_Aim of the exercise_.
What number of lines in the entries below include the string "компании"? Respond with that number alone.

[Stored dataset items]
========
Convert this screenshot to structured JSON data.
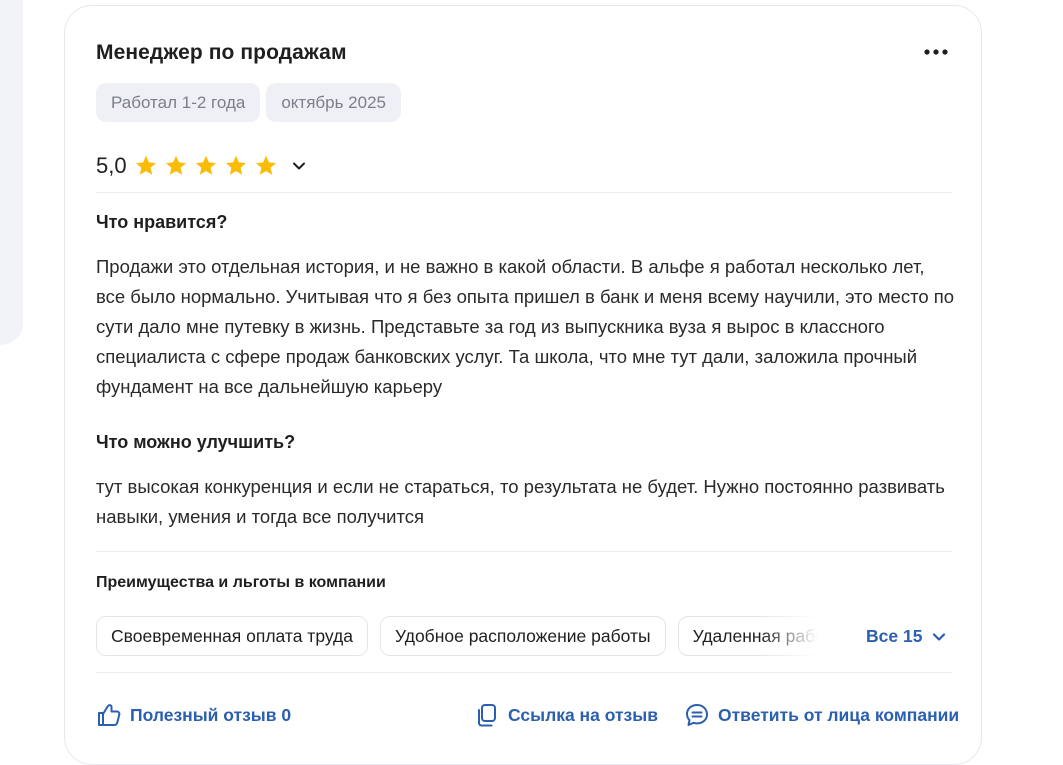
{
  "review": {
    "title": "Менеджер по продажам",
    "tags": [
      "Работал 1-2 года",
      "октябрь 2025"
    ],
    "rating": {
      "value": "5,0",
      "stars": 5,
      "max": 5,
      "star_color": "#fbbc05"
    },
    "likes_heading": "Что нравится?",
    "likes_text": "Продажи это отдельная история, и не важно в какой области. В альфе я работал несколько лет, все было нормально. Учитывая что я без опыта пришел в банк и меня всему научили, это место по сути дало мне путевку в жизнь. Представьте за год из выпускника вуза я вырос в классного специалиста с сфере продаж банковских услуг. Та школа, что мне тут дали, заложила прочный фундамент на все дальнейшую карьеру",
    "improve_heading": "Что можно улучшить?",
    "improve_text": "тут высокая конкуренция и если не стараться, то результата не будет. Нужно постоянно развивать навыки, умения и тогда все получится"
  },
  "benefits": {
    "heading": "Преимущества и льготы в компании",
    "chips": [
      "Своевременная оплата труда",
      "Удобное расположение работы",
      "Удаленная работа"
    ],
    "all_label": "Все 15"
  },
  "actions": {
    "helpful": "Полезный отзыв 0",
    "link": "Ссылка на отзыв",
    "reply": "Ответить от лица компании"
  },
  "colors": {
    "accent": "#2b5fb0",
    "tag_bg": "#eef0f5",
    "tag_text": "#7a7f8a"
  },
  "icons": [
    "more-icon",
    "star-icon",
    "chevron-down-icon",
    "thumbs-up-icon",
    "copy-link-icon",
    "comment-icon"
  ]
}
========
_Result_.
2